Dataset excerpts:
::::

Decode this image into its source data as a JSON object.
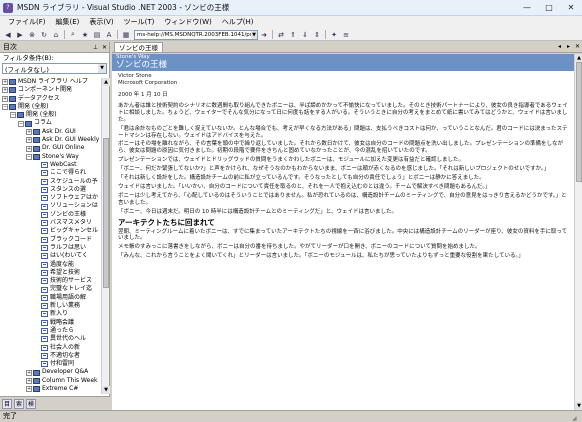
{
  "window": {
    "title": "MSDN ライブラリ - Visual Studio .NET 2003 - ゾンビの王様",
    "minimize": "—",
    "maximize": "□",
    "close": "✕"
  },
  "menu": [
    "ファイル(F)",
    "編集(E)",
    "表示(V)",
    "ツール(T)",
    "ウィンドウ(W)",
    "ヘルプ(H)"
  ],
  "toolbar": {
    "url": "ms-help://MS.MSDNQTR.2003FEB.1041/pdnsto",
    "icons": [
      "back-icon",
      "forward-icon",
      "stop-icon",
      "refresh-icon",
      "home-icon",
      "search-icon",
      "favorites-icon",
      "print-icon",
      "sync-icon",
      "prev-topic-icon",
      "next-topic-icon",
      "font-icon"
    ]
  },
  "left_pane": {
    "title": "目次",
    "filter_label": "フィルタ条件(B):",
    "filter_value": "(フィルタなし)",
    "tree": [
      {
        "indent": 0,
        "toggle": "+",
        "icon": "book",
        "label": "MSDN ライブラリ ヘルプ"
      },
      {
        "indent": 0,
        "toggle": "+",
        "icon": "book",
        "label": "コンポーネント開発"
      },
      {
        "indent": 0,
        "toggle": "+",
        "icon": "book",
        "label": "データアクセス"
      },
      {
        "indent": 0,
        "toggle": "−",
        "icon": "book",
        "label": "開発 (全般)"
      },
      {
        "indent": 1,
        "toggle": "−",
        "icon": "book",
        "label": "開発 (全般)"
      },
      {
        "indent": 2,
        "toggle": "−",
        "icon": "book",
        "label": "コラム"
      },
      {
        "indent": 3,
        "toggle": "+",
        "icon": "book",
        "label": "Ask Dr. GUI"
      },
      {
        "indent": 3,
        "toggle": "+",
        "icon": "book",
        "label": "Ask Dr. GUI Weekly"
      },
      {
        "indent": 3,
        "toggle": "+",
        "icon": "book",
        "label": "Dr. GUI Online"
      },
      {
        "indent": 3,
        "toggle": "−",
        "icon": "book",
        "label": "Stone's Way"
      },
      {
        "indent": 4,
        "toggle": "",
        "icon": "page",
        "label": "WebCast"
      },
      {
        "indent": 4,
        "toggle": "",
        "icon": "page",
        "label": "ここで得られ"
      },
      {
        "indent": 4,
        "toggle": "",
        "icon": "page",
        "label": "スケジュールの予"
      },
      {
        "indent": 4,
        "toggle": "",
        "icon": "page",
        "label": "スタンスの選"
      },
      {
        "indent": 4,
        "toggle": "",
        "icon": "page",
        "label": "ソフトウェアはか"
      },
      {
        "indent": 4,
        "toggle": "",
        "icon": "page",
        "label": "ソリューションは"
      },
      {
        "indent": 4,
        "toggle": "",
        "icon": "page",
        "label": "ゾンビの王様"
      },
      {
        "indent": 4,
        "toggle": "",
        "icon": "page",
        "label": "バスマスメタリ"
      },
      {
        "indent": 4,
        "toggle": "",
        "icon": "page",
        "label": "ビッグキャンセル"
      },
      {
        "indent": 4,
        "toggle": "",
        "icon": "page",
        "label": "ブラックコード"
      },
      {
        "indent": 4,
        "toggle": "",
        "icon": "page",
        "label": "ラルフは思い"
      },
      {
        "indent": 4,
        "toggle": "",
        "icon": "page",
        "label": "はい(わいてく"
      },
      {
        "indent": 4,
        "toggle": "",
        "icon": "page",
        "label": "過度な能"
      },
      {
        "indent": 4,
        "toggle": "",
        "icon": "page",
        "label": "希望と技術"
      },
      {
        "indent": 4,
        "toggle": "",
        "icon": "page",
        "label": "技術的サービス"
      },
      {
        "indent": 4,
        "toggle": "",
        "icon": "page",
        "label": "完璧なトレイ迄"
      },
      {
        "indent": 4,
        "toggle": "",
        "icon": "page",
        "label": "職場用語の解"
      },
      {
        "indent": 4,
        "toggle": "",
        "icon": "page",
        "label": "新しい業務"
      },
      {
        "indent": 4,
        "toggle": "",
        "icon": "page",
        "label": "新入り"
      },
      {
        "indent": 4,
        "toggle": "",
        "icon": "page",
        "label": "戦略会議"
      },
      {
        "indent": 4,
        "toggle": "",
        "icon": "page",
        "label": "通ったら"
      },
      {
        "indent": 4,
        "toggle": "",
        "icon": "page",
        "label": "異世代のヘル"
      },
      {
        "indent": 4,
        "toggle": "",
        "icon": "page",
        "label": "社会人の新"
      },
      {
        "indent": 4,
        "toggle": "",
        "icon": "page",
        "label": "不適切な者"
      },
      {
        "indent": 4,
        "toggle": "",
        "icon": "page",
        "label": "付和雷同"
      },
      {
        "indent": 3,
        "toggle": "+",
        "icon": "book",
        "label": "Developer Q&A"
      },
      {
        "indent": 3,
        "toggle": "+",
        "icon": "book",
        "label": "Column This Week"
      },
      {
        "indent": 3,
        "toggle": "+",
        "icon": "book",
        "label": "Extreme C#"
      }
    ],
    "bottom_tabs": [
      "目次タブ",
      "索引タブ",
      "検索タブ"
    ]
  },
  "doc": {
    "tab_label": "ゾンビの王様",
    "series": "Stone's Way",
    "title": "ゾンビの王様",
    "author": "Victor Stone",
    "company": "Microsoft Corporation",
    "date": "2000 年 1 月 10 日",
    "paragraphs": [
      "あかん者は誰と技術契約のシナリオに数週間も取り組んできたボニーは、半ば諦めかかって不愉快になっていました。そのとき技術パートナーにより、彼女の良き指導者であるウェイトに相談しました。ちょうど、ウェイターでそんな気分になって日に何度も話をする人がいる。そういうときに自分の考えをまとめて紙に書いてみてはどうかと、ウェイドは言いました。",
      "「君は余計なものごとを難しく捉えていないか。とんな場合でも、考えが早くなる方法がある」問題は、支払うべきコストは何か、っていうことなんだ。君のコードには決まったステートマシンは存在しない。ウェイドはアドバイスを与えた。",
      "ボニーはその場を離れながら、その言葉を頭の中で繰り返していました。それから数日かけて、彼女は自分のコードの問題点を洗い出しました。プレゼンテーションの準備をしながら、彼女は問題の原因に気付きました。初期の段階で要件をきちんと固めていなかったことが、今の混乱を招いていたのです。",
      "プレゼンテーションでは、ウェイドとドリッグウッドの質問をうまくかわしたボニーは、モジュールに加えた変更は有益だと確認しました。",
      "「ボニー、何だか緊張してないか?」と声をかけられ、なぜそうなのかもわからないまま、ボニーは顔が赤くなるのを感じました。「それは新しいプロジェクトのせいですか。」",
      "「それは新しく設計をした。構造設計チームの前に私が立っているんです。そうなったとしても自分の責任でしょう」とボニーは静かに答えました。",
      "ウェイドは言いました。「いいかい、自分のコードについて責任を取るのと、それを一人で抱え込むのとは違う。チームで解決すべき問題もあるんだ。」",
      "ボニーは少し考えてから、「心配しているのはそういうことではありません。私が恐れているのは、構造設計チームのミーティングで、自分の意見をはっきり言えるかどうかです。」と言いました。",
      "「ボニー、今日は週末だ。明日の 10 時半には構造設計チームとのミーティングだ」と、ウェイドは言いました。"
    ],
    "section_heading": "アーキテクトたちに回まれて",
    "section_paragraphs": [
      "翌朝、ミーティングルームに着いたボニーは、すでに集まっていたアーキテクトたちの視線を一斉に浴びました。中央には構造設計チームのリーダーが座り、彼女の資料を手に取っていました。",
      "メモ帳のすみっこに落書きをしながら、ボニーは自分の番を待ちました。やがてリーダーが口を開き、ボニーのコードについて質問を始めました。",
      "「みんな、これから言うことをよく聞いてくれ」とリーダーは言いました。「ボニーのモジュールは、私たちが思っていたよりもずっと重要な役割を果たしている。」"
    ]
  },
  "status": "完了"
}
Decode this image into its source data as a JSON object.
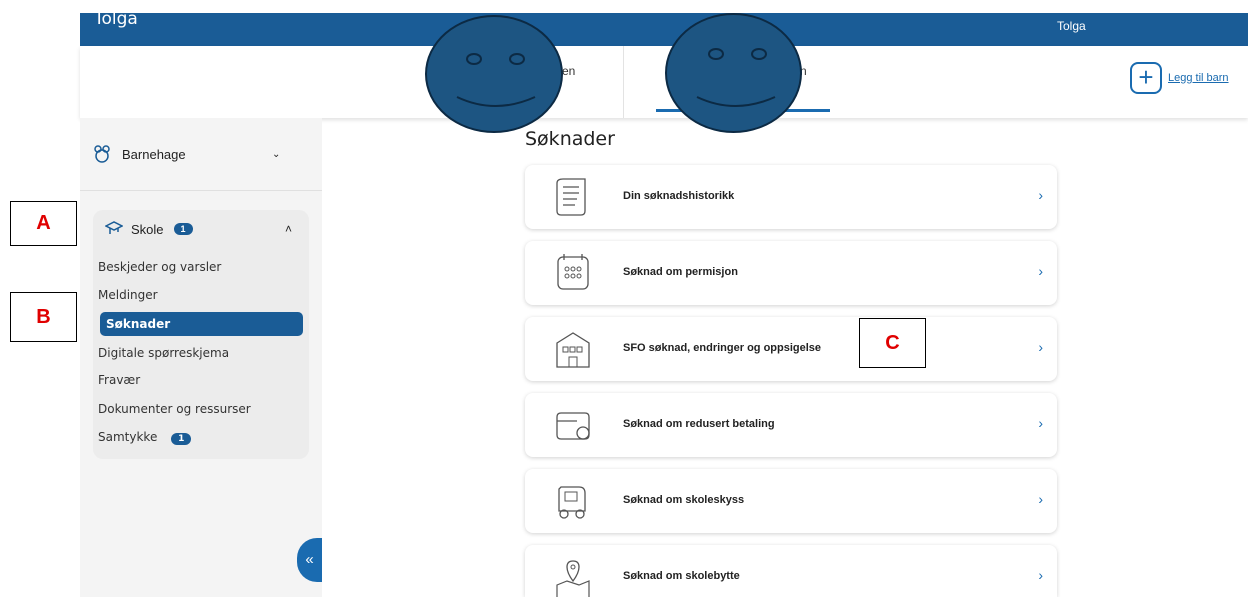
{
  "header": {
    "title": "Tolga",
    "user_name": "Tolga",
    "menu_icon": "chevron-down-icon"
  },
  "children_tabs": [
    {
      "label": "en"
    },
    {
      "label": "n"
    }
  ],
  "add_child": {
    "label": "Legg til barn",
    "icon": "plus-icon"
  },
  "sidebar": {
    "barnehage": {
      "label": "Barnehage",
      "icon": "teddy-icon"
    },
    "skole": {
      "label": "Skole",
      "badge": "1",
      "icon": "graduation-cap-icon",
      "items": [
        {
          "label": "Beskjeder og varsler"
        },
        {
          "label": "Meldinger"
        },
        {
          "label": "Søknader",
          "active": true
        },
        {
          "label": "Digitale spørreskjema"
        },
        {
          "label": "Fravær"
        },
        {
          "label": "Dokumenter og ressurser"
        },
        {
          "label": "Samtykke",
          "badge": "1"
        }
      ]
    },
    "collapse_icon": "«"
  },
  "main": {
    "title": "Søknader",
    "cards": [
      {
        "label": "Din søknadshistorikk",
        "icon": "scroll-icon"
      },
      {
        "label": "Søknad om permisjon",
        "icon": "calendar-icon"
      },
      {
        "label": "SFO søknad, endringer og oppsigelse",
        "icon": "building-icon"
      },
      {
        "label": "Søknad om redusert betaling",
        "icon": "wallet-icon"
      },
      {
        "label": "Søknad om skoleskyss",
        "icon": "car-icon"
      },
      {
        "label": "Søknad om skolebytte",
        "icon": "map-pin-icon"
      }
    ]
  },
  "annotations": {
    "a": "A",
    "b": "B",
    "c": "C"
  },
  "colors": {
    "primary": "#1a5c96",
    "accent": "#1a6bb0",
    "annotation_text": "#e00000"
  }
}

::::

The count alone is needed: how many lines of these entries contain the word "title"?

5